━━━━━ Data for analysis
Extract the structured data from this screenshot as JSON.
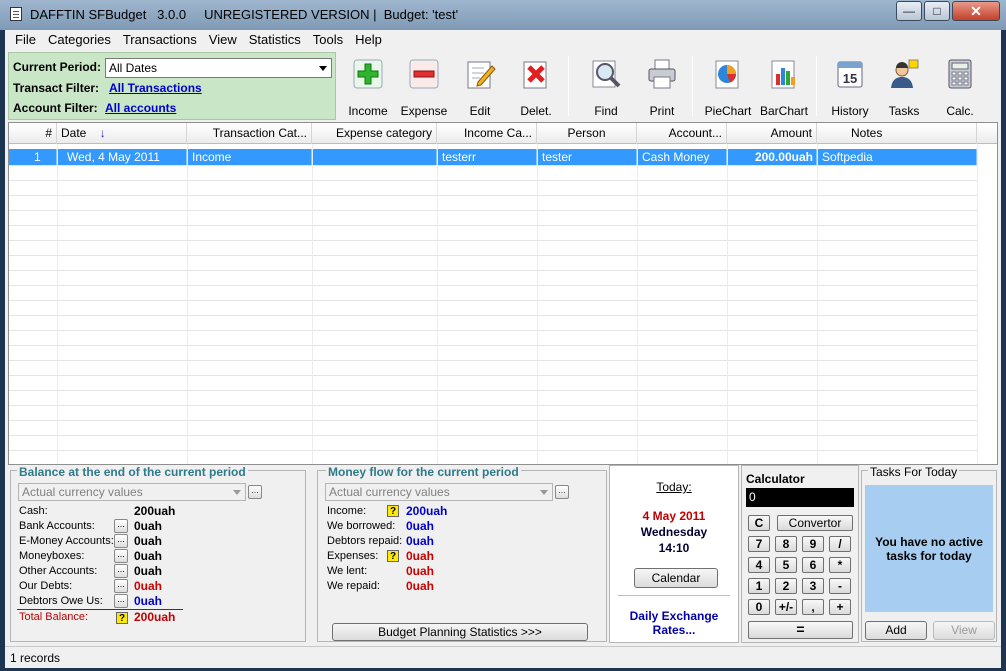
{
  "window": {
    "title": "DAFFTIN SFBudget   3.0.0     UNREGISTERED VERSION |  Budget: 'test'",
    "min": "—",
    "max": "□",
    "close": "✕"
  },
  "menu": [
    "File",
    "Categories",
    "Transactions",
    "View",
    "Statistics",
    "Tools",
    "Help"
  ],
  "filters": {
    "period_label": "Current Period:",
    "period_value": "All Dates",
    "transact_label": "Transact Filter:",
    "transact_value": "All Transactions",
    "account_label": "Account Filter:",
    "account_value": "All accounts"
  },
  "toolbar": {
    "income": "Income",
    "expense": "Expense",
    "edit": "Edit",
    "delete": "Delet.",
    "find": "Find",
    "print": "Print",
    "piechart": "PieChart",
    "barchart": "BarChart",
    "history": "History",
    "tasks": "Tasks",
    "calc": "Calc.",
    "calendar_day": "15"
  },
  "grid": {
    "columns": [
      "#",
      "Date",
      "Transaction Cat...",
      "Expense category",
      "Income Ca...",
      "Person",
      "Account...",
      "Amount",
      "Notes"
    ],
    "sort_indicator": "↓",
    "rows": [
      {
        "num": "1",
        "date": "Wed, 4 May 2011",
        "transaction_cat": "Income",
        "expense_cat": "",
        "income_cat": "testerr",
        "person": "tester",
        "account": "Cash Money",
        "amount": "200.00uah",
        "notes": "Softpedia"
      }
    ]
  },
  "balance": {
    "title": "Balance at the end of the current period",
    "currency": "Actual currency values",
    "more": "...",
    "cash_label": "Cash:",
    "cash_value": "200uah",
    "bank_label": "Bank Accounts:",
    "bank_value": "0uah",
    "emoney_label": "E-Money Accounts:",
    "emoney_value": "0uah",
    "moneybox_label": "Moneyboxes:",
    "moneybox_value": "0uah",
    "other_label": "Other Accounts:",
    "other_value": "0uah",
    "debts_label": "Our Debts:",
    "debts_value": "0uah",
    "debtors_label": "Debtors Owe Us:",
    "debtors_value": "0uah",
    "total_label": "Total Balance:",
    "total_value": "200uah",
    "q": "?"
  },
  "moneyflow": {
    "title": "Money flow for the current period",
    "currency": "Actual currency values",
    "more": "...",
    "income_label": "Income:",
    "income_value": "200uah",
    "borrowed_label": "We borrowed:",
    "borrowed_value": "0uah",
    "repaid_label": "Debtors repaid:",
    "repaid_value": "0uah",
    "expenses_label": "Expenses:",
    "expenses_value": "0uah",
    "lent_label": "We lent:",
    "lent_value": "0uah",
    "werepaid_label": "We repaid:",
    "werepaid_value": "0uah",
    "q": "?",
    "stats_button": "Budget Planning Statistics >>>"
  },
  "today": {
    "label": "Today:",
    "date": "4 May 2011",
    "weekday": "Wednesday",
    "time": "14:10",
    "calendar_button": "Calendar",
    "rates_line1": "Daily Exchange",
    "rates_line2": "Rates..."
  },
  "calculator": {
    "title": "Calculator",
    "display": "0",
    "clear": "C",
    "convertor": "Convertor",
    "keys": [
      [
        "7",
        "8",
        "9",
        "/"
      ],
      [
        "4",
        "5",
        "6",
        "*"
      ],
      [
        "1",
        "2",
        "3",
        "-"
      ],
      [
        "0",
        "+/-",
        ",",
        "+"
      ]
    ],
    "equals": "="
  },
  "tasks": {
    "title": "Tasks For Today",
    "message": "You have no active tasks for today",
    "add": "Add",
    "view": "View"
  },
  "status": {
    "records": "1 records"
  },
  "colors": {
    "accent_blue": "#0000cc",
    "negative_red": "#cc0000",
    "selection": "#3399ff",
    "filter_bg": "#c9e6c6",
    "tasks_bg": "#a7cdf0"
  }
}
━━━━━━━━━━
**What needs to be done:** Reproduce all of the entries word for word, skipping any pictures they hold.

**Output for this task:**
Extract the structured data from this screenshot as JSON.
{
  "window": {
    "title": "DAFFTIN SFBudget   3.0.0     UNREGISTERED VERSION |  Budget: 'test'",
    "min": "—",
    "max": "□",
    "close": "✕"
  },
  "menu": [
    "File",
    "Categories",
    "Transactions",
    "View",
    "Statistics",
    "Tools",
    "Help"
  ],
  "filters": {
    "period_label": "Current Period:",
    "period_value": "All Dates",
    "transact_label": "Transact Filter:",
    "transact_value": "All Transactions",
    "account_label": "Account Filter:",
    "account_value": "All accounts"
  },
  "toolbar": {
    "income": "Income",
    "expense": "Expense",
    "edit": "Edit",
    "delete": "Delet.",
    "find": "Find",
    "print": "Print",
    "piechart": "PieChart",
    "barchart": "BarChart",
    "history": "History",
    "tasks": "Tasks",
    "calc": "Calc.",
    "calendar_day": "15"
  },
  "grid": {
    "columns": [
      "#",
      "Date",
      "Transaction Cat...",
      "Expense category",
      "Income Ca...",
      "Person",
      "Account...",
      "Amount",
      "Notes"
    ],
    "sort_indicator": "↓",
    "rows": [
      {
        "num": "1",
        "date": "Wed, 4 May 2011",
        "transaction_cat": "Income",
        "expense_cat": "",
        "income_cat": "testerr",
        "person": "tester",
        "account": "Cash Money",
        "amount": "200.00uah",
        "notes": "Softpedia"
      }
    ]
  },
  "balance": {
    "title": "Balance at the end of the current period",
    "currency": "Actual currency values",
    "more": "...",
    "cash_label": "Cash:",
    "cash_value": "200uah",
    "bank_label": "Bank Accounts:",
    "bank_value": "0uah",
    "emoney_label": "E-Money Accounts:",
    "emoney_value": "0uah",
    "moneybox_label": "Moneyboxes:",
    "moneybox_value": "0uah",
    "other_label": "Other Accounts:",
    "other_value": "0uah",
    "debts_label": "Our Debts:",
    "debts_value": "0uah",
    "debtors_label": "Debtors Owe Us:",
    "debtors_value": "0uah",
    "total_label": "Total Balance:",
    "total_value": "200uah",
    "q": "?"
  },
  "moneyflow": {
    "title": "Money flow for the current period",
    "currency": "Actual currency values",
    "more": "...",
    "income_label": "Income:",
    "income_value": "200uah",
    "borrowed_label": "We borrowed:",
    "borrowed_value": "0uah",
    "repaid_label": "Debtors repaid:",
    "repaid_value": "0uah",
    "expenses_label": "Expenses:",
    "expenses_value": "0uah",
    "lent_label": "We lent:",
    "lent_value": "0uah",
    "werepaid_label": "We repaid:",
    "werepaid_value": "0uah",
    "q": "?",
    "stats_button": "Budget Planning Statistics >>>"
  },
  "today": {
    "label": "Today:",
    "date": "4 May 2011",
    "weekday": "Wednesday",
    "time": "14:10",
    "calendar_button": "Calendar",
    "rates_line1": "Daily Exchange",
    "rates_line2": "Rates..."
  },
  "calculator": {
    "title": "Calculator",
    "display": "0",
    "clear": "C",
    "convertor": "Convertor",
    "keys": [
      [
        "7",
        "8",
        "9",
        "/"
      ],
      [
        "4",
        "5",
        "6",
        "*"
      ],
      [
        "1",
        "2",
        "3",
        "-"
      ],
      [
        "0",
        "+/-",
        ",",
        "+"
      ]
    ],
    "equals": "="
  },
  "tasks": {
    "title": "Tasks For Today",
    "message": "You have no active tasks for today",
    "add": "Add",
    "view": "View"
  },
  "status": {
    "records": "1 records"
  },
  "colors": {
    "accent_blue": "#0000cc",
    "negative_red": "#cc0000",
    "selection": "#3399ff",
    "filter_bg": "#c9e6c6",
    "tasks_bg": "#a7cdf0"
  }
}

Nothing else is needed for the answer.